But I do want to say something about being aware of people, situations, vehicles and various other things.
Having been married to an over-the-road truck driver for nearly 40 years, I learned about 'defensive driving.' It is a great thing and has kept me accident free since I received my license when I was 17 and that was a few years ago. (With the exception of one accident when I was hit by someone who was sliding on the ice and I had nowhere to go to take evasive action.)
I am not a slow, pokey 'little old lady driver' but I am always aware of the other drivers on the road. If I am unable to stop in time and enter an intersection on a yellow caution light, I am aware of the vehicles to my right and left who might be ready to jump the green light. I know who is changing lanes constantly and who is going to try to cut me off at the next light. I know how fast someone is approaching from the rear and if the semi needs a little more space to move back into my lane.
Having pontificated about my great driving skills, I want you to know I think being aware of your surroundings is a lost art. I don't know if it is due to everyone being on cell phones or the "I own the road' mentality.
Last weekend, after the big storm, there was a tree across the street I live on; at the end of the block; making it impossible to get through.
Now, we come to people situations: how many times do we see a person standing alone in a crowded area, such as a church lobby or a meeting room or at a table in a restaurant? I am not advocating joining them and possibly disturbing their meal; but rather, a simple nod, smile, hello; some acknowledgement would be showing I am at least aware of their presence.
I recently attended a writer's lunch and short seminar. I went with a friend so I knew her, at least. There weren't too many people there, but the attendees came from all over the state and most did not know each other. There were 5 of us at our table with 2 empty chairs. Across from us, at another table, was a woman sitting alone. Did one of us ask her to join us at our table? No, we did not. However, the facilitator asked her if she would like to join us.
A young woman I know recently said she felt totally invisible in a large group of people at a church picnic. Some would prefer to be invisible but some would at least like to know they are seen and welcomed.

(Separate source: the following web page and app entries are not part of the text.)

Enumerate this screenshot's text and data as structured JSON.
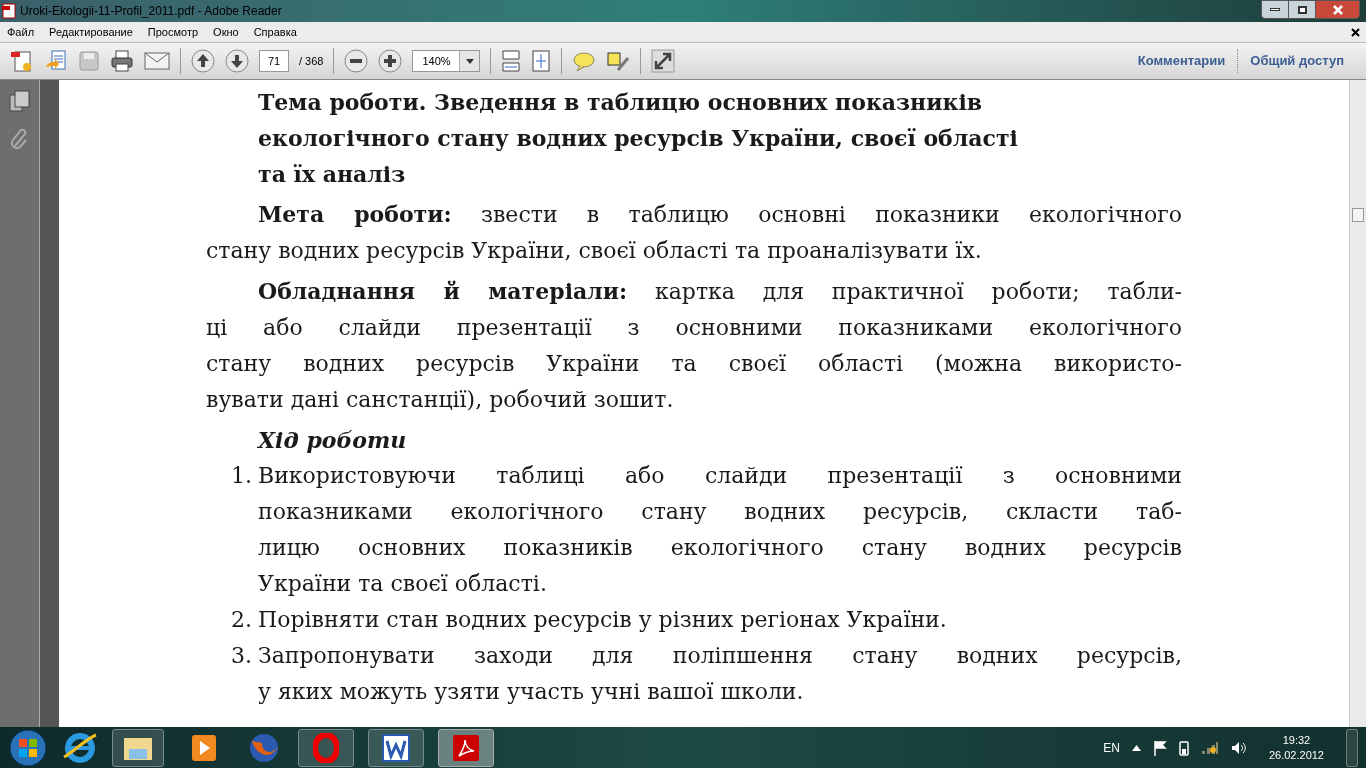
{
  "window": {
    "title": "Uroki-Ekologii-11-Profil_2011.pdf - Adobe Reader"
  },
  "menu": [
    "Файл",
    "Редактирование",
    "Просмотр",
    "Окно",
    "Справка"
  ],
  "toolbar": {
    "page_number": "71",
    "page_total": "/ 368",
    "zoom": "140%",
    "links": [
      "Комментарии",
      "Общий доступ"
    ]
  },
  "document": {
    "heading": [
      "Тема роботи. Зведення в таблицю основних показників",
      "екологічного стану водних ресурсів України, своєї області",
      "та їх аналіз"
    ],
    "paragraphs": [
      {
        "lines": [
          "**Мета роботи:** звести в таблицю основні показники екологічного",
          "стану водних ресурсів України, своєї області та проаналізувати їх."
        ]
      },
      {
        "lines": [
          "**Обладнання й матеріали:** картка для практичної роботи; табли-",
          "ці або слайди презентації з основними показниками екологічного",
          "стану водних ресурсів України та своєї області (можна використо-",
          "вувати дані санстанції), робочий зошит."
        ]
      }
    ],
    "procedure_title": "Хід роботи",
    "steps": [
      {
        "number": "1.",
        "lines": [
          "Використовуючи таблиці або слайди презентації з основними",
          "показниками екологічного стану водних ресурсів, скласти таб-",
          "лицю основних показників екологічного стану водних ресурсів",
          "України та своєї області."
        ]
      },
      {
        "number": "2.",
        "lines": [
          "Порівняти стан водних ресурсів у різних регіонах України."
        ]
      },
      {
        "number": "3.",
        "lines": [
          "Запропонувати заходи для поліпшення стану водних ресурсів,",
          "у яких можуть узяти участь учні вашої школи."
        ]
      }
    ]
  },
  "taskbar": {
    "language": "EN",
    "time": "19:32",
    "date": "26.02.2012"
  }
}
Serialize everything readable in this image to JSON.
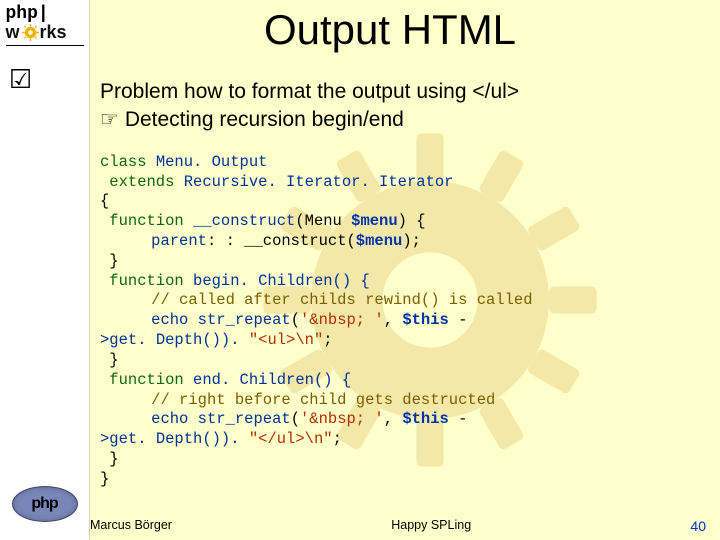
{
  "logo": {
    "line1": "php|",
    "line2_pre": "w",
    "line2_post": "rks",
    "bottom": "php"
  },
  "bullet_glyph": "☑",
  "title": "Output HTML",
  "problem_line1": "Problem how to format the output using </ul>",
  "problem_hand": "☞",
  "problem_line2": "Detecting recursion begin/end",
  "code": {
    "l01a": "class",
    "l01b": " Menu",
    "l01c": ". Output",
    "l02a": " extends",
    "l02b": " Recursive",
    "l02c": ". Iterator",
    "l02d": ". Iterator",
    "l03": "{",
    "l04a": " function",
    "l04b": " __construct",
    "l04c": "(Menu ",
    "l04d": "$menu",
    "l04e": ") {",
    "l05a": "parent",
    "l05b": ": : __construct(",
    "l05c": "$menu",
    "l05d": ");",
    "l06": " }",
    "l07a": " function",
    "l07b": " begin",
    "l07c": ". Children() {",
    "l08": "// called after childs rewind() is called",
    "l09a": "echo str_repeat",
    "l09b": "'&nbsp; '",
    "l09c": "$this",
    "l10a": ">get",
    "l10b": ". Depth()). ",
    "l10c": "\"<ul>\\n\"",
    "l10d": ";",
    "l11": " }",
    "l12a": " function",
    "l12b": " end",
    "l12c": ". Children() {",
    "l13": "// right before child gets destructed",
    "l14a": "echo str_repeat",
    "l14b": "'&nbsp; '",
    "l14c": "$this",
    "l15a": ">get",
    "l15b": ". Depth()). ",
    "l15c": "\"</ul>\\n\"",
    "l15d": ";",
    "l16": " }",
    "l17": "}"
  },
  "footer": {
    "left": "Marcus Börger",
    "center": "Happy SPLing",
    "right": "40"
  }
}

If most of the population is unaware of a huge tree limb blocking their path, is it a surprise they do not see the sad, lonesome, alone individual God has put in their path?
Drive more defensively (you get better insurance discounts) and live more 'intentionally.'